Component data from apps and pages:
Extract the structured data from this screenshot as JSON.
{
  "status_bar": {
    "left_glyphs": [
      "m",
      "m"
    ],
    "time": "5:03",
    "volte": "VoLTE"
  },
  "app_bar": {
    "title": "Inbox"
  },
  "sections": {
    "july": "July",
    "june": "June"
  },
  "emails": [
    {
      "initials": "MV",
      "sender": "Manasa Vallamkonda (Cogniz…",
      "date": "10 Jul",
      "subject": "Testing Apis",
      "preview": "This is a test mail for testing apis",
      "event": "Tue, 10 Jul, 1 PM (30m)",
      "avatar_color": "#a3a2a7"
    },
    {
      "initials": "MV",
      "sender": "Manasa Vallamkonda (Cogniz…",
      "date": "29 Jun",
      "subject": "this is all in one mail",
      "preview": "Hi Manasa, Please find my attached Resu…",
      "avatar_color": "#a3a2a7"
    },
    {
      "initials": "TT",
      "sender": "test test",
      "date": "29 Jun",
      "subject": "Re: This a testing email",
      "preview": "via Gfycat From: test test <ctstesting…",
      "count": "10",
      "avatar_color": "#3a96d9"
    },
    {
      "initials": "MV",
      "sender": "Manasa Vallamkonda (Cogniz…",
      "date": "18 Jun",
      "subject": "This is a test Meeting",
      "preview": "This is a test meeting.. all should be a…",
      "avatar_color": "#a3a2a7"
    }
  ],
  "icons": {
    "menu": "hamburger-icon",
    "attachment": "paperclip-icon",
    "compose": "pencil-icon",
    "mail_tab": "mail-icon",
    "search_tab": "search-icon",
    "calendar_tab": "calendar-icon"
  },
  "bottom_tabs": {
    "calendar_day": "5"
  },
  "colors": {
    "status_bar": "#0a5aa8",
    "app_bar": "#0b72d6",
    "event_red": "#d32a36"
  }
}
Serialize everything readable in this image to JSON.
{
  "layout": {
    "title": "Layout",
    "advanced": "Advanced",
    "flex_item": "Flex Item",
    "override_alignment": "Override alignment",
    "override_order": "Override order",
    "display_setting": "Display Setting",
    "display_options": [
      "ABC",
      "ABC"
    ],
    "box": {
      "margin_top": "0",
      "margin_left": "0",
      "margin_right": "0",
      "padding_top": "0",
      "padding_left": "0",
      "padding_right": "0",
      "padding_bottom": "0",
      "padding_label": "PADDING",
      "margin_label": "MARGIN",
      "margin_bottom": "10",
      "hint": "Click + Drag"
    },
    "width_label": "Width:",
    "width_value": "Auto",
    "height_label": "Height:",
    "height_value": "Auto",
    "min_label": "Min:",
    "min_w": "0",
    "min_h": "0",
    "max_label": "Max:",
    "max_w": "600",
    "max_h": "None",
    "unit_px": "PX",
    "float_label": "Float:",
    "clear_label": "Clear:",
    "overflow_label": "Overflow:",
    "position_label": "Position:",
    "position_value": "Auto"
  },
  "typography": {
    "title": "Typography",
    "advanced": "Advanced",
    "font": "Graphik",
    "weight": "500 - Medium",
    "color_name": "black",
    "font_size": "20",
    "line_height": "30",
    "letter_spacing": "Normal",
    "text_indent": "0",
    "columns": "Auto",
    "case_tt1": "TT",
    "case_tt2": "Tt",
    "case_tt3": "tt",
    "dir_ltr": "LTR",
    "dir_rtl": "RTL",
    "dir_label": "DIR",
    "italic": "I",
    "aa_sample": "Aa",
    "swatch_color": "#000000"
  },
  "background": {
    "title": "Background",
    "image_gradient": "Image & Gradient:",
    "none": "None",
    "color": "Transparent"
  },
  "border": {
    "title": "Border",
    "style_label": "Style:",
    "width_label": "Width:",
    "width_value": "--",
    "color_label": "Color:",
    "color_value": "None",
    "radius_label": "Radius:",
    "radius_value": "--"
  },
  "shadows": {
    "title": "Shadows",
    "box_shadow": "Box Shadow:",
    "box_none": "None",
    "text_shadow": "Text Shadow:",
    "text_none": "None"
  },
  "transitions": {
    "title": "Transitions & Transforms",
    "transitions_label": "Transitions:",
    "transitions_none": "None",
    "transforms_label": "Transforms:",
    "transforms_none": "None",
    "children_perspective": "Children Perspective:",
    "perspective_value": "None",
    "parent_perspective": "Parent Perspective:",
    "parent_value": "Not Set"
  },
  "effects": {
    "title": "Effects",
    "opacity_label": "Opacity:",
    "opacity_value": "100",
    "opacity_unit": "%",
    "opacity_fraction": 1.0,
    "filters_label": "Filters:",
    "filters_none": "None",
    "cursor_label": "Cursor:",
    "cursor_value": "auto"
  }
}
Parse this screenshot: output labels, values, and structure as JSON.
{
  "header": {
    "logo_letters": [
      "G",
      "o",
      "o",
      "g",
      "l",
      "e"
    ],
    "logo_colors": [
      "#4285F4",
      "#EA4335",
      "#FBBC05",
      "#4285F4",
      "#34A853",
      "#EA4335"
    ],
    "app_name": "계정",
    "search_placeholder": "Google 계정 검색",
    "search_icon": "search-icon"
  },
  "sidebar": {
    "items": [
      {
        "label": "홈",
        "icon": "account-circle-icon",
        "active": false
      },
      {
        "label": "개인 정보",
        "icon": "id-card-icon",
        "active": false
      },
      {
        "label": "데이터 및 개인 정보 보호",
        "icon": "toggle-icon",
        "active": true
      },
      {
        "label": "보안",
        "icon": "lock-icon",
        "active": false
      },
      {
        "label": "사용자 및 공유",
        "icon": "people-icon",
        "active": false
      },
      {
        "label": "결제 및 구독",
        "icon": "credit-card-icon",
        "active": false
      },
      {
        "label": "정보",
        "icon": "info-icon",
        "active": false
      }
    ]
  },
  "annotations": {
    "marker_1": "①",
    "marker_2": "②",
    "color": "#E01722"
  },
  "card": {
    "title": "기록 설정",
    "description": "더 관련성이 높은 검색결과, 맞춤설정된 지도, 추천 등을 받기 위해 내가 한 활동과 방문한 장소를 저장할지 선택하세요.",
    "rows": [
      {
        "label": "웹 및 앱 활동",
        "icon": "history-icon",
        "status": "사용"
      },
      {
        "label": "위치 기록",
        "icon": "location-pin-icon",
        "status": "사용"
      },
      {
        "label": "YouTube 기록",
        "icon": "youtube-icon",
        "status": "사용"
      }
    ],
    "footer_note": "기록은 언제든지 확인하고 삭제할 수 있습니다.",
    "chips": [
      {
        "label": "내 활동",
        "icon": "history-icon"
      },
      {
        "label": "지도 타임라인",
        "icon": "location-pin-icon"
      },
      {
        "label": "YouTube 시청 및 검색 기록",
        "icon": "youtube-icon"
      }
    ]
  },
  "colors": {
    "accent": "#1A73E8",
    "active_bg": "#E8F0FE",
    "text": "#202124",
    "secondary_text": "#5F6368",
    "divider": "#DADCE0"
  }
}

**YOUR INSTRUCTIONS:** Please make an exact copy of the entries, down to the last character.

**EXERCISE RESPONSE:**
Extract the structured data from this screenshot as JSON.
{
  "status_bar": {
    "left_glyphs": [
      "m",
      "m"
    ],
    "time": "5:03",
    "volte": "VoLTE"
  },
  "app_bar": {
    "title": "Inbox"
  },
  "sections": {
    "july": "July",
    "june": "June"
  },
  "emails": [
    {
      "initials": "MV",
      "sender": "Manasa Vallamkonda (Cogniz…",
      "date": "10 Jul",
      "subject": "Testing Apis",
      "preview": "This is a test mail for testing apis",
      "event": "Tue, 10 Jul, 1 PM (30m)",
      "avatar_color": "#a3a2a7"
    },
    {
      "initials": "MV",
      "sender": "Manasa Vallamkonda (Cogniz…",
      "date": "29 Jun",
      "subject": "this is all in one mail",
      "preview": "Hi Manasa, Please find my attached Resu…",
      "avatar_color": "#a3a2a7"
    },
    {
      "initials": "TT",
      "sender": "test test",
      "date": "29 Jun",
      "subject": "Re: This a testing email",
      "preview": "via Gfycat From: test test <ctstesting…",
      "count": "10",
      "avatar_color": "#3a96d9"
    },
    {
      "initials": "MV",
      "sender": "Manasa Vallamkonda (Cogniz…",
      "date": "18 Jun",
      "subject": "This is a test Meeting",
      "preview": "This is a test meeting.. all should be a…",
      "avatar_color": "#a3a2a7"
    }
  ],
  "icons": {
    "menu": "hamburger-icon",
    "attachment": "paperclip-icon",
    "compose": "pencil-icon",
    "mail_tab": "mail-icon",
    "search_tab": "search-icon",
    "calendar_tab": "calendar-icon"
  },
  "bottom_tabs": {
    "calendar_day": "5"
  },
  "colors": {
    "status_bar": "#0a5aa8",
    "app_bar": "#0b72d6",
    "event_red": "#d32a36"
  }
}
Serialize everything readable in this image to JSON.
{
  "layout": {
    "title": "Layout",
    "advanced": "Advanced",
    "flex_item": "Flex Item",
    "override_alignment": "Override alignment",
    "override_order": "Override order",
    "display_setting": "Display Setting",
    "display_options": [
      "ABC",
      "ABC"
    ],
    "box": {
      "margin_top": "0",
      "margin_left": "0",
      "margin_right": "0",
      "padding_top": "0",
      "padding_left": "0",
      "padding_right": "0",
      "padding_bottom": "0",
      "padding_label": "PADDING",
      "margin_label": "MARGIN",
      "margin_bottom": "10",
      "hint": "Click + Drag"
    },
    "width_label": "Width:",
    "width_value": "Auto",
    "height_label": "Height:",
    "height_value": "Auto",
    "min_label": "Min:",
    "min_w": "0",
    "min_h": "0",
    "max_label": "Max:",
    "max_w": "600",
    "max_h": "None",
    "unit_px": "PX",
    "float_label": "Float:",
    "clear_label": "Clear:",
    "overflow_label": "Overflow:",
    "position_label": "Position:",
    "position_value": "Auto"
  },
  "typography": {
    "title": "Typography",
    "advanced": "Advanced",
    "font": "Graphik",
    "weight": "500 - Medium",
    "color_name": "black",
    "font_size": "20",
    "line_height": "30",
    "letter_spacing": "Normal",
    "text_indent": "0",
    "columns": "Auto",
    "case_tt1": "TT",
    "case_tt2": "Tt",
    "case_tt3": "tt",
    "dir_ltr": "LTR",
    "dir_rtl": "RTL",
    "dir_label": "DIR",
    "italic": "I",
    "aa_sample": "Aa",
    "swatch_color": "#000000"
  },
  "background": {
    "title": "Background",
    "image_gradient": "Image & Gradient:",
    "none": "None",
    "color": "Transparent"
  },
  "border": {
    "title": "Border",
    "style_label": "Style:",
    "width_label": "Width:",
    "width_value": "--",
    "color_label": "Color:",
    "color_value": "None",
    "radius_label": "Radius:",
    "radius_value": "--"
  },
  "shadows": {
    "title": "Shadows",
    "box_shadow": "Box Shadow:",
    "box_none": "None",
    "text_shadow": "Text Shadow:",
    "text_none": "None"
  },
  "transitions": {
    "title": "Transitions & Transforms",
    "transitions_label": "Transitions:",
    "transitions_none": "None",
    "transforms_label": "Transforms:",
    "transforms_none": "None",
    "children_perspective": "Children Perspective:",
    "perspective_value": "None",
    "parent_perspective": "Parent Perspective:",
    "parent_value": "Not Set"
  },
  "effects": {
    "title": "Effects",
    "opacity_label": "Opacity:",
    "opacity_value": "100",
    "opacity_unit": "%",
    "opacity_fraction": 1.0,
    "filters_label": "Filters:",
    "filters_none": "None",
    "cursor_label": "Cursor:",
    "cursor_value": "auto"
  }
}
Parse this screenshot: output labels, values, and structure as JSON.
{
  "header": {
    "logo_letters": [
      "G",
      "o",
      "o",
      "g",
      "l",
      "e"
    ],
    "logo_colors": [
      "#4285F4",
      "#EA4335",
      "#FBBC05",
      "#4285F4",
      "#34A853",
      "#EA4335"
    ],
    "app_name": "계정",
    "search_placeholder": "Google 계정 검색",
    "search_icon": "search-icon"
  },
  "sidebar": {
    "items": [
      {
        "label": "홈",
        "icon": "account-circle-icon",
        "active": false
      },
      {
        "label": "개인 정보",
        "icon": "id-card-icon",
        "active": false
      },
      {
        "label": "데이터 및 개인 정보 보호",
        "icon": "toggle-icon",
        "active": true
      },
      {
        "label": "보안",
        "icon": "lock-icon",
        "active": false
      },
      {
        "label": "사용자 및 공유",
        "icon": "people-icon",
        "active": false
      },
      {
        "label": "결제 및 구독",
        "icon": "credit-card-icon",
        "active": false
      },
      {
        "label": "정보",
        "icon": "info-icon",
        "active": false
      }
    ]
  },
  "annotations": {
    "marker_1": "①",
    "marker_2": "②",
    "color": "#E01722"
  },
  "card": {
    "title": "기록 설정",
    "description": "더 관련성이 높은 검색결과, 맞춤설정된 지도, 추천 등을 받기 위해 내가 한 활동과 방문한 장소를 저장할지 선택하세요.",
    "rows": [
      {
        "label": "웹 및 앱 활동",
        "icon": "history-icon",
        "status": "사용"
      },
      {
        "label": "위치 기록",
        "icon": "location-pin-icon",
        "status": "사용"
      },
      {
        "label": "YouTube 기록",
        "icon": "youtube-icon",
        "status": "사용"
      }
    ],
    "footer_note": "기록은 언제든지 확인하고 삭제할 수 있습니다.",
    "chips": [
      {
        "label": "내 활동",
        "icon": "history-icon"
      },
      {
        "label": "지도 타임라인",
        "icon": "location-pin-icon"
      },
      {
        "label": "YouTube 시청 및 검색 기록",
        "icon": "youtube-icon"
      }
    ]
  },
  "colors": {
    "accent": "#1A73E8",
    "active_bg": "#E8F0FE",
    "text": "#202124",
    "secondary_text": "#5F6368",
    "divider": "#DADCE0"
  }
}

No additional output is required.